In another preferred embodiment, the pressure sensing means is located proximal to the applanation surface and in functional relation to the corneal surface.
In another preferred embodiment, the device displays a digital LED readout of the applanation pressure, the corneal thickness and the intraocular pressure adjusted for corneal thickness.
It is yet a further preferred embodiment in which the measurement system incorporates a sensing means responsive to proper positioning of the system.
A patient preparing for Laser Assisted In situ Keratomileusis (LASIK) photorefractive surgery for minus eight diopters (−8 D) of myopia has a preoperative central corneal thickness of 452 microns. Six months following the LASIK procedure the intraocular pressure is measured as determined by Goldmann tonometery as 16 mmHg. The uncorrected intraocular pressure as determined by the present invention is also 16 mmHg. Pachymetry indicates the central corneal thickness to be 347 microns. The corrected intraocular pressure as determined by the present invention is 25 mmHg. In this example the present invention demonstrated that the intraocular pressure was higher than would be otherwise apparent; potentially masking glaucoma. The normal intraocular pressure ranges from 12 to 21 mmHg.
A patient presented for a routine of found that examination has an intraocular pressure of 19 mmHg as determined by Goldmann tonometery. The uncorrected intraocular as determined by the present invention is also 19 mmHg. Pachymetry indicates the central corneal thickness to be 485 microns. The corrected intraocular pressure as determined by the present invention is 23 mmHg. In this example the present invention demonstrated that the intraocular pressure was higher than would be otherwise apparent; masking glaucoma.
The apparatus of this invention described and shown herein is a novel device for simultaneous measurement, at the same locus of applanation, pressure and surface thickness of a fluid filled sphere for more accurate determination of intracavity pressure, wherein at least a portion of the applanation surface is an ultrasonic transducer. The method for utilizing this device includes the simultaneous measurement, at the same locus of applanation, intracavity pressure and surface thickness of a fluid filled sphere for more accurate determination of intracavity pressure. In addition this novel device provides for simultaneous measurement, at the same locus of applanation, tonometery and pachymetry for determination of more accurate intraocular pressure, wherein at least a portion of the applanation surface is an ultrasonic transducer. Further, the method and device of the invention herein can provide for a fixation light source to stabilize the patient eye during applanation. Further yet, this invention includes a method of simultaneous measurement, at the same locus of applanation tonometery and pachymetry for the purpose of more accurate intraocular pressure determination. The locus of applanation tonometery and pachymetry is preferably the cornea of the eye.
Referring now to the drawings,
As illustrated in
As also shown in
As shown in
Alternatively, as shown in
Alternatively, as shown in
As shown earlier in
In the embodiment shown in

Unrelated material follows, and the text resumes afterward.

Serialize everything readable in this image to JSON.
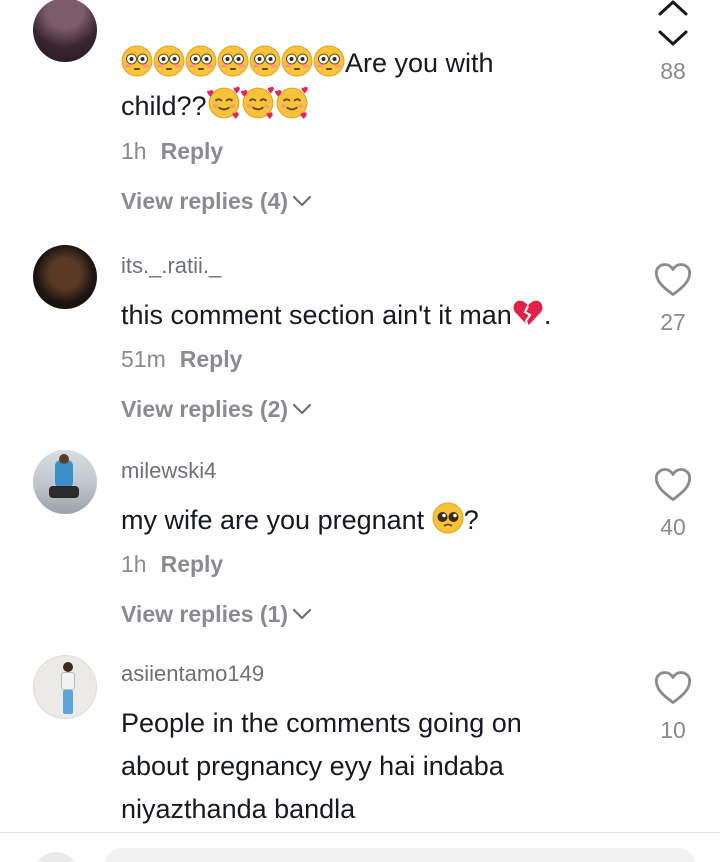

With the need to remove a contaminated membrane after each use, there is a substantial risk of forgetting to replace the membrane before the next use. Given the serious effect of an unprotect use on the delicate instrument, it would be highly beneficial to have some type of lockout protection that inhibits the device from operating unless a membrane is in place, and in a manner that prevents or warns against the movement of the probe toward contact with the patient's eye. Thus, as shown in shown in
Another advantage of this light transmitting membrane holder 642 is that it can be shaped as in
Variations or modifications to the subject matter of this invention may occur to those skilled in the art upon review of the summary provided herein, in addition to the description of its preferred embodiment, in light of the drawings. Such variations, if within the spirit of this invention, are intended to be encompassed within the scope of the invention as described herein.